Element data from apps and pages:

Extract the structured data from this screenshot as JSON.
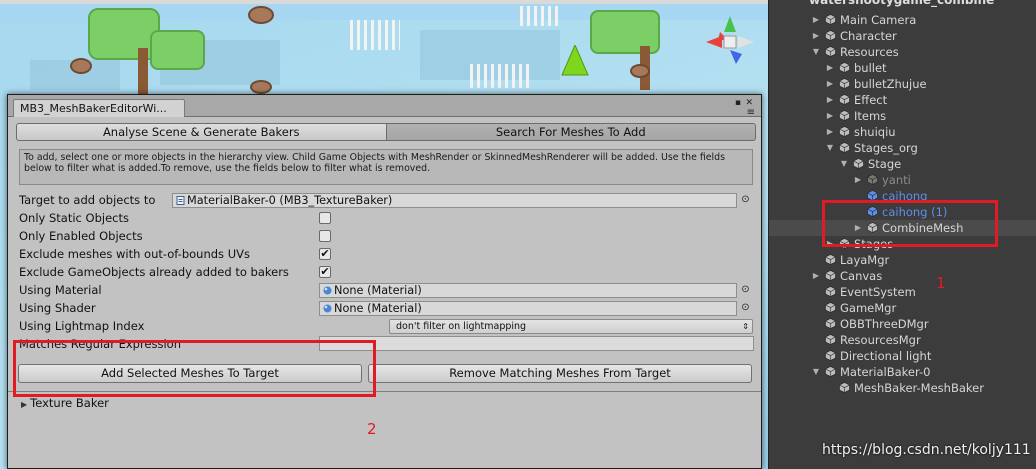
{
  "editor_window": {
    "tab_title": "MB3_MeshBakerEditorWi...",
    "menu_icon": "≡",
    "tabs": [
      {
        "label": "Analyse Scene & Generate Bakers",
        "active": false
      },
      {
        "label": "Search For Meshes To Add",
        "active": true
      }
    ],
    "help_text": "To add, select one or more objects in the hierarchy view. Child Game Objects with MeshRender or SkinnedMeshRenderer will be added. Use the fields below to filter what is added.To remove, use the fields below to filter what is removed.",
    "target": {
      "label": "Target to add objects to",
      "value": "MaterialBaker-0 (MB3_TextureBaker)"
    },
    "only_static": {
      "label": "Only Static Objects",
      "checked": false
    },
    "only_enabled": {
      "label": "Only Enabled Objects",
      "checked": false
    },
    "exclude_uvs": {
      "label": "Exclude meshes with out-of-bounds UVs",
      "checked": true
    },
    "exclude_added": {
      "label": "Exclude GameObjects already added to bakers",
      "checked": true
    },
    "using_material": {
      "label": "Using Material",
      "value": "None (Material)"
    },
    "using_shader": {
      "label": "Using Shader",
      "value": "None (Material)"
    },
    "lightmap_index": {
      "label": "Using Lightmap Index",
      "value": "don't filter on lightmapping"
    },
    "regex": {
      "label": "Matches Regular Expression",
      "value": ""
    },
    "add_button": "Add Selected Meshes To Target",
    "remove_button": "Remove Matching Meshes From Target",
    "texture_baker_foldout": "Texture Baker"
  },
  "annotations": {
    "label_1": "1",
    "label_2": "2",
    "color": "#e01b24"
  },
  "hierarchy": {
    "header_cutoff": "watershootygame_combine",
    "items": [
      {
        "label": "Main Camera",
        "arrow": "▶"
      },
      {
        "label": "Character",
        "arrow": "▶"
      },
      {
        "label": "Resources",
        "arrow": "▼"
      },
      {
        "label": "bullet",
        "arrow": "▶"
      },
      {
        "label": "bulletZhujue",
        "arrow": "▶"
      },
      {
        "label": "Effect",
        "arrow": "▶"
      },
      {
        "label": "Items",
        "arrow": "▶"
      },
      {
        "label": "shuiqiu",
        "arrow": "▶"
      },
      {
        "label": "Stages_org",
        "arrow": "▼"
      },
      {
        "label": "Stage",
        "arrow": "▼"
      },
      {
        "label": "yanti",
        "arrow": "▶"
      },
      {
        "label": "caihong",
        "arrow": ""
      },
      {
        "label": "caihong (1)",
        "arrow": ""
      },
      {
        "label": "CombineMesh",
        "arrow": "▶"
      },
      {
        "label": "Stages",
        "arrow": "▶"
      },
      {
        "label": "LayaMgr",
        "arrow": ""
      },
      {
        "label": "Canvas",
        "arrow": "▶"
      },
      {
        "label": "EventSystem",
        "arrow": ""
      },
      {
        "label": "GameMgr",
        "arrow": ""
      },
      {
        "label": "OBBThreeDMgr",
        "arrow": ""
      },
      {
        "label": "ResourcesMgr",
        "arrow": ""
      },
      {
        "label": "Directional light",
        "arrow": ""
      },
      {
        "label": "MaterialBaker-0",
        "arrow": "▼"
      },
      {
        "label": "MeshBaker-MeshBaker",
        "arrow": ""
      }
    ]
  },
  "watermark": "https://blog.csdn.net/koljy111",
  "icons": {
    "gameobject": "cube-icon",
    "prefab": "prefab-cube-icon",
    "material": "material-sphere-icon",
    "picker": "object-picker-icon",
    "checkmark": "✔"
  }
}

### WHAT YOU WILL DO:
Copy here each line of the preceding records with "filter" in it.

### RESPONSE AREA:
    "help_text": "To add, select one or more objects in the hierarchy view. Child Game Objects with MeshRender or SkinnedMeshRenderer will be added. Use the fields below to filter what is added.To remove, use the fields below to filter what is removed.",
      "value": "don't filter on lightmapping"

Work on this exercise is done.